Nov 20, 2013

Islands Review: A Test Of Patience That Will Cater To A Very Limited Market

‘ISLANDS’, an entry in Cinema One Filmfest, is an exercise in boredom that will test the ordinary viewer’s patience. We say ordinary because it might appeal to a very limited market of viewers with very looong attention spans and enjoy scenes that are extended on and on. But for us ordinary viewers who are used to the remote control, this is certainly sleep-inducing.

It opens with a male character reading a long letter in Visayan (turns out to be Luis Alandy as a tribesman), then Meryll Soriano answers in an equally long letter also in Visayan. It goes on and on then we see Marita Zobel lying in bed, not moving at all. After an interminably long period of just lying there, she moves and gets up, taking her sweet sweet time. Her daughter Irma Adlawan comes to visit her.

Then we see Benjamin Alves as an astronaut alone in his spacecraft exercising. Then we return to Marita Zobel and Irma Adlawan to what’s basically a reprise of their earlier scene, with some changes here and there.

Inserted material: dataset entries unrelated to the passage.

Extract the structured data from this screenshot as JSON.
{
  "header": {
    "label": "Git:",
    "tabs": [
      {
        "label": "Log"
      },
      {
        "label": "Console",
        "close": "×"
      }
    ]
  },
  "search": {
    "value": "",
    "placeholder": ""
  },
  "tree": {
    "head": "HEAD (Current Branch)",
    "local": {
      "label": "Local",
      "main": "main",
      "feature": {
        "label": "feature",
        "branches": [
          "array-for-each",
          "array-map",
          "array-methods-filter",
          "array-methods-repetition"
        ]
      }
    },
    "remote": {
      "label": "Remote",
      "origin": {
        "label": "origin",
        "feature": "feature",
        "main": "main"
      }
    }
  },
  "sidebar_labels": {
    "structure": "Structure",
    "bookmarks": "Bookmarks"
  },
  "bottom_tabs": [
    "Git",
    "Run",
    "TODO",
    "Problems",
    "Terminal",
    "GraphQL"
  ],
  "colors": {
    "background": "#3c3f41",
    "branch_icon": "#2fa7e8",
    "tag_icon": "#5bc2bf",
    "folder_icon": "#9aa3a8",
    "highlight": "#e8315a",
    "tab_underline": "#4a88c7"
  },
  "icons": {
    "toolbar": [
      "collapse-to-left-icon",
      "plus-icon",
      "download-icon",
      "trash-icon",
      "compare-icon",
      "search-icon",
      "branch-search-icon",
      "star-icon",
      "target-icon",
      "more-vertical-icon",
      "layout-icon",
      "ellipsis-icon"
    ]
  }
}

Then we go back to Luis Alandy, then to Benjamin Alves. By this time, more than 30 minutes have passed and still nothing much is happening. We know patience is a virtue but sorry, our patience has been tested and it’s been found wanting. At this point, my friends and I who’re watching the movie decided to just have dinner as we’ve had enough of what’s going on (or the lack of it) on screen.

Someone later told us the movie is about love. Well, we already know that the greatest thing you’ll ever know is to love and be loved in return. It was in a movie by Baz Luhrman, “Moulin Rouge”, that didn’t take forever to convey that.

About the winners in Cinema One Filmfest, it’s obvious that they give more importance to form rather than content among their entries. The films that won big time, like“Alamat ni China Doll”, “Riddles of My Homecoming” and “Bukas na Lang Sapagkat Gabi Na”, are all difficult to sit through. Just like “Islands”, they’re a test of patience and will cater to a limited market of viewers with indie sensibilities. Sometimes, the scenes don’t seem to make sense and not cohesive. But Cinema One head Ronald Arguelles justifies them, saying it’s all part of the film language. Ronald does not favour films that he calls old school, like“Sonata”, which we like but which he says is “luma na”. Oh well, to each his own. We have to respect each other’s preferences. But still and all, we prefer a movie that is more viewer-friendly, rather than the award-winning entries in this year’s Cinema One that are really difficult to sit through.